**WHAT YOU ARE ASKED TO DO**
If a line below includes the string "time", copy it.

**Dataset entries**
= Beginning of Section =

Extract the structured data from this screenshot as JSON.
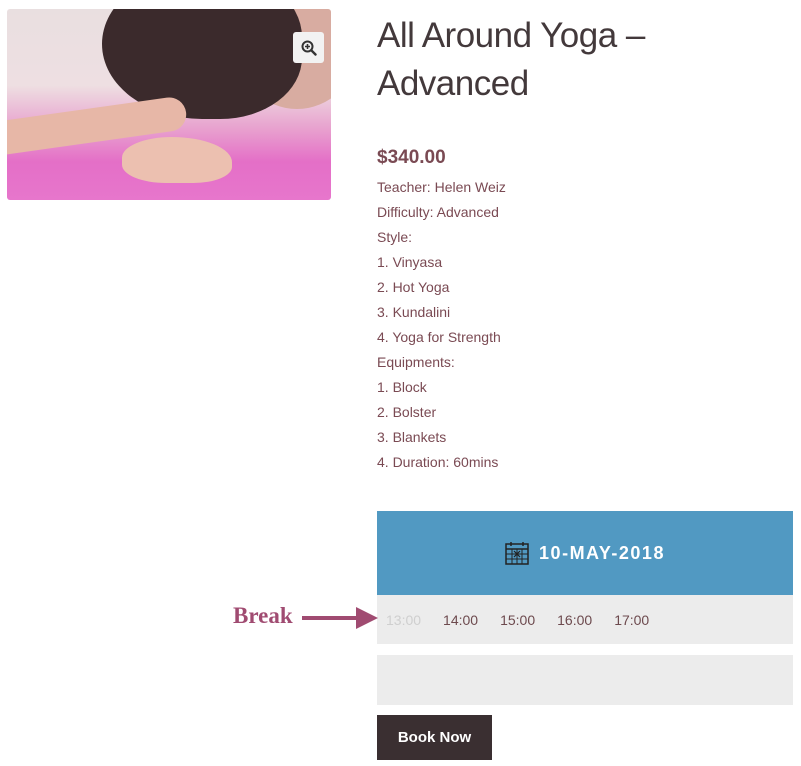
{
  "product": {
    "title_line1": "All Around Yoga –",
    "title_line2": "Advanced",
    "price": "$340.00",
    "description": [
      "Teacher: Helen Weiz",
      "Difficulty: Advanced",
      "Style:",
      "1. Vinyasa",
      "2. Hot Yoga",
      "3. Kundalini",
      "4. Yoga for Strength",
      "Equipments:",
      "1. Block",
      "2. Bolster",
      "3. Blankets",
      "4. Duration: 60mins"
    ]
  },
  "image": {
    "zoom_icon": "zoom-in-icon"
  },
  "booking": {
    "calendar_icon": "calendar-icon",
    "date": "10-MAY-2018",
    "slots": [
      {
        "time": "13:00",
        "available": false
      },
      {
        "time": "14:00",
        "available": true
      },
      {
        "time": "15:00",
        "available": true
      },
      {
        "time": "16:00",
        "available": true
      },
      {
        "time": "17:00",
        "available": true
      }
    ],
    "book_label": "Book Now"
  },
  "annotation": {
    "label": "Break"
  },
  "colors": {
    "accent": "#5199c2",
    "button": "#3a2f31",
    "text": "#7a4a53",
    "annotation": "#a04b71"
  }
}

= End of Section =

**SOLUTION TO THIS PROBLEM**
        "time": "13:00",
        "time": "14:00",
        "time": "15:00",
        "time": "16:00",
        "time": "17:00",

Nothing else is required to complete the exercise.